verb (used with object), pla·cat·ed, pla·cat·ing.

to appease or pacify, especially by concessions or conciliatory gestures: to placate an outraged citizenry.

Origin of placate

1670–80; < Latin plācātus past participle of plācāre to quiet, calm, appease, akin to placēre to please; see -ate1
Related formspla·cat·er, nounpla·ca·tion [pley-key-shuhn] /pleɪˈkeɪ ʃən/, nounun·pla·cat·ed, adjective

Synonyms for placate


[plak-eyt, -it]

noun Armor.

a piece of plate armor of the 15th to the 18th century protecting the lower part of the torso in front: used especially as a reinforcement over a breastplate.
Also placard, plac·cate, plackart.

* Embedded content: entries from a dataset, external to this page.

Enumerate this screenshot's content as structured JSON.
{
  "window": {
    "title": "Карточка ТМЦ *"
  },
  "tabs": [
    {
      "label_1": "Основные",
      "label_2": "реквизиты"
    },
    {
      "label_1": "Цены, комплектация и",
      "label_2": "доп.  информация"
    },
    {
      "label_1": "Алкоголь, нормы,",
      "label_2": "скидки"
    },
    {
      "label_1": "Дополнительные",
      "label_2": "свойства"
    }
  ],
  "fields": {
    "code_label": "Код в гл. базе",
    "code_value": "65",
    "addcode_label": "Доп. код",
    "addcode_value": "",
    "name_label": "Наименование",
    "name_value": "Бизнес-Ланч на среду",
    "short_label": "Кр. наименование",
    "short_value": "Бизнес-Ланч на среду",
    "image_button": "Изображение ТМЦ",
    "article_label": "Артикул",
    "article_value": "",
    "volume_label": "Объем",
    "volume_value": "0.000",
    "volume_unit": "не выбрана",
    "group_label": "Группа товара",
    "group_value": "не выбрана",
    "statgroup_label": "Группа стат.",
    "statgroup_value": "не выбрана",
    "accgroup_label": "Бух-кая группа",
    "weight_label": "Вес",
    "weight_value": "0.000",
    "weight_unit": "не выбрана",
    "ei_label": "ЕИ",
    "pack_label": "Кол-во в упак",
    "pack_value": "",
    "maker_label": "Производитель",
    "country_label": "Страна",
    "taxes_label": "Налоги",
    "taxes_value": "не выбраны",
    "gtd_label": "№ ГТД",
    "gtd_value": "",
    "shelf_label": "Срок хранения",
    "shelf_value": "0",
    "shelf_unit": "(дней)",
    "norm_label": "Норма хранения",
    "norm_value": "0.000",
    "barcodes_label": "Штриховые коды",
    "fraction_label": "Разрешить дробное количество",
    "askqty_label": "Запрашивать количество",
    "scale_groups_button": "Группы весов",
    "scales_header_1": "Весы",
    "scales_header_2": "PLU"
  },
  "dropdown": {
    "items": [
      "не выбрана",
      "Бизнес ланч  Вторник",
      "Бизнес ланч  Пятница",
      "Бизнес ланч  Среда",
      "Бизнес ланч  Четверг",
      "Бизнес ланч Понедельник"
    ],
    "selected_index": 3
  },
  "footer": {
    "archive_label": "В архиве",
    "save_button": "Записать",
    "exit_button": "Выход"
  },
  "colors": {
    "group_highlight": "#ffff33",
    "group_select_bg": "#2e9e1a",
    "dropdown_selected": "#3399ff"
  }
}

Origin of placate

First recorded in 1625–35; apparently variant of placard Unabridged Based on the Random House Unabridged Dictionary, © Random House, Inc. 2019

Examples from the Web for placate

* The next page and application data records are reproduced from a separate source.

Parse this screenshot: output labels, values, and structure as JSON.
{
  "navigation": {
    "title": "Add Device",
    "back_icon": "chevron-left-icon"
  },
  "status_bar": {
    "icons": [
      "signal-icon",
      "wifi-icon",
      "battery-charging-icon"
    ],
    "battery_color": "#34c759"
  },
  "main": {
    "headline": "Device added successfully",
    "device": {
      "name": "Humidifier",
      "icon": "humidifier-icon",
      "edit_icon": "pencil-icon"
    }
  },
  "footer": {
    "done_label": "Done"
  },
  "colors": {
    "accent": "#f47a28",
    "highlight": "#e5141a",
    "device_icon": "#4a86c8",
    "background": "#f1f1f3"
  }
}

Contemporary Examples of placate

Historical Examples of placate

  • In her efforts to placate him she had touched upon his sorest spot.

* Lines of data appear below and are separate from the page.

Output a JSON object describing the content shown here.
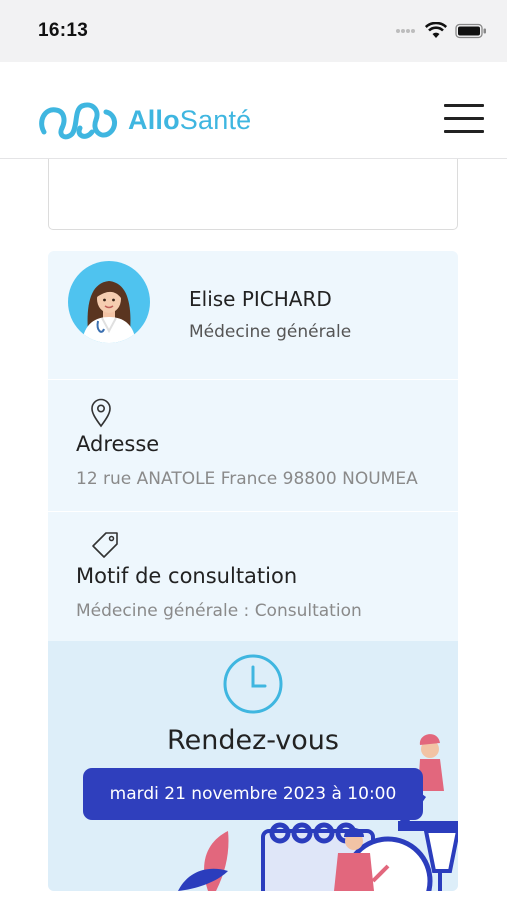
{
  "status_bar": {
    "time": "16:13"
  },
  "header": {
    "brand_part1": "Allo",
    "brand_part2": "Santé",
    "brand_color": "#3fb6e0"
  },
  "doctor": {
    "name": "Elise PICHARD",
    "specialty": "Médecine générale"
  },
  "address": {
    "label": "Adresse",
    "value": "12 rue ANATOLE France 98800 NOUMEA",
    "icon": "location-pin-icon"
  },
  "motif": {
    "label": "Motif de consultation",
    "value": "Médecine générale : Consultation",
    "icon": "tag-icon"
  },
  "appointment": {
    "label": "Rendez-vous",
    "date": "mardi 21 novembre 2023 à 10:00",
    "icon": "clock-icon",
    "accent": "#2f3fbd"
  }
}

    The Harbor of Doubt

    Frank Williams

  • The offer of a peerage to Conroy showed that there was good reason to placate him.

    The Red Hand of Ulster

    George A. Birmingham

  • He began by what he called a course of conciliation—to placate the devil, as it were.


    Henry Peterson

  • Well would the King, to save his soul, placate and cosset his wife.

  • They were compromised with Stone and they could not placate Bobby.

    The Making of Bobby Burnit

    George Randolph Chester

British Dictionary definitions for placate



(tr) to pacify or appease
Derived Formsplacation, noun

Word Origin for placate

C17: from Latin plācāre; see placable
Collins English Dictionary - Complete & Unabridged 2012 Digital Edition © William Collins Sons & Co. Ltd. 1979, 1986 © HarperCollins Publishers 1998, 2000, 2003, 2005, 2006, 2007, 2009, 2012

Word Origin and History for placate

1670s, a back-formation from placation or else from Latin placatus "soothed, quiet, gentle, calm, peaceful," past participle of placare "to calm, appease, quiet, soothe, assuage," related to placere "to please" (see please). Related: Placated; placating; placatingly.

Online Etymology Dictionary, © 2010 Douglas Harper